I can still hear the words of my 5th grade math teacher ringing in my ears. He would always say: “The more you learn in life, the more questions you really have.” Twenty-one years later, I’m coming to the realization of what exactly he meant. It doesn’t matter what you’re studying or learning in life, the truth is that the more knowledge you gain about something, the more questions you have about it.

Just as with 5th grade math, the more information we gain about Food Storage, the questions we gain about it as well. You might say that the Food Storage Math equation is Information + Information = more questions! That’s why I thought that we’d take some time today and answer some of the common questions associated with Food Storage. As we do, I’m sure we’ll have more questions that come up, so I encourage you to respond to this post with any additional questions you may have, so that we can continue to learn together.

What’s the Shelf Life of my Product After I Open the Can?

This is a pretty common question that hits all of our Food Storage Pantry’s pretty hard. The simple answer: A lot less! Once a can is open, the air-tight seal has been broken. That means that your product is now exposed to Food Storage’s biggest enemy: Air. No longer sealed in an air-tight container, your product has now transformed from shelf stable food to, well, just food.

Here is a run-down of shelf life after opening:

  • Fruits & Veggies: 6-9 Months
  • Dairy: 3-6 Months
  • Grains, Beans, Rice: 6 Months – 1 Year
  • Meats: 1 Month refrigerated, 1 week un-refrigerated.

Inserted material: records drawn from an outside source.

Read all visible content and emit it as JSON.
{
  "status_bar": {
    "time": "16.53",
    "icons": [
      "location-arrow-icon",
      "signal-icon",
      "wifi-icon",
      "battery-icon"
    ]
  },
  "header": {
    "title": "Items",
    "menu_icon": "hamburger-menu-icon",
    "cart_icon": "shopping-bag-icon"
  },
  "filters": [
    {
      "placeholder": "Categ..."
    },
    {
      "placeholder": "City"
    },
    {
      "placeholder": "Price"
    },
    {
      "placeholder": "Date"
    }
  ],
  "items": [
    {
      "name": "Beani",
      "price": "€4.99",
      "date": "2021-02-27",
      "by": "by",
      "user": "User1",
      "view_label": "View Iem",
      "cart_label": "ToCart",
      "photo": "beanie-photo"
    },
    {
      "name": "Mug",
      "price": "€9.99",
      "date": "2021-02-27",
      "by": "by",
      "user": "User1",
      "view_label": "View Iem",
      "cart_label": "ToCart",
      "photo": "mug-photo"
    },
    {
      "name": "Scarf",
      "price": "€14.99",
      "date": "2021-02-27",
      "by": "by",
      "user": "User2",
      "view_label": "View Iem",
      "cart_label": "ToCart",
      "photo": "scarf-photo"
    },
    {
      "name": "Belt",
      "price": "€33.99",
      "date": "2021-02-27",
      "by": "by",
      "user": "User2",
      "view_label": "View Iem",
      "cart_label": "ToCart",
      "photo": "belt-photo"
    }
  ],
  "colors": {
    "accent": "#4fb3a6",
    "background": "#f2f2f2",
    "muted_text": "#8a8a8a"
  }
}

Don’t worry, there are ways to keep the shelf life your product had before the can was open. The best option is to transfer your unused product from the can to a Mason Jar, then seal it shut with an oxygen absorber. This allows you to keep the shelf life the product originally had. Check out our post Ideal Conditions for my Food Storage for more information on sealing your product in a Mason Jar.

If you choose not to re-seal your product, keep in mind that now that it is exposed to air, it is just like any other food. That means Meat and Dairy need to be kept in the refrigerator while grains, beans, and rice need to be kept in a dry, cool place.

Why Do Some Products Have Shorter Shelf Life’s than Others?

A big problem that many of us make when we first begin building up our Food Storage supply is misunderstanding the shelf life of our food. Sometimes we think that some foods have a longer shelf life than they actually do, or we just assume that all shelf stable products have the same shelf life.

The best way to understand the different shelf life’s is by understanding the different foods. Just as a loaf of bread has a different freshness life as an apple, so do sealed products have different shelf life’s. While a can of Hard White Wheat can store for 15 years, a can of Powdered Whole Eggs has a shelf life of 3 years. The biggest thing to remember is to always check the shelf life of a product and remember to rotate your food storage items, especially those items with a shorter life. For more on rotating, check out our post What is Food Storage Rotation.

What’s the Most Important Item in My Food Storage Pantry?

While this question really depends on the wants and needs of yourself and your family, there are some basic items that all of us should keep in mind when building up our food storage pantry. Water is the one product that everyone needs for not only drinking but cooking and sanitation, yet many of us don’t have enough fresh water stored for ourselves and our families. We have some great water purification products here at Honeyville, including our AquaPail Water Filters, which have a 50+ year shelf life. Water storage is still a key product for Food Storage success.

Grains, Meats, Dairy, Fruit’s and Vegetables are also important products to include in your Food Storage Pantry’s. We’ve got a great Food Storage 101 post that discusses 6 basic Honeyville items that you can purchase now to start your Food Storage Pantry.

We’ve talked about just a few questions that come up in our Food Storage preparations. What are some questions you might have?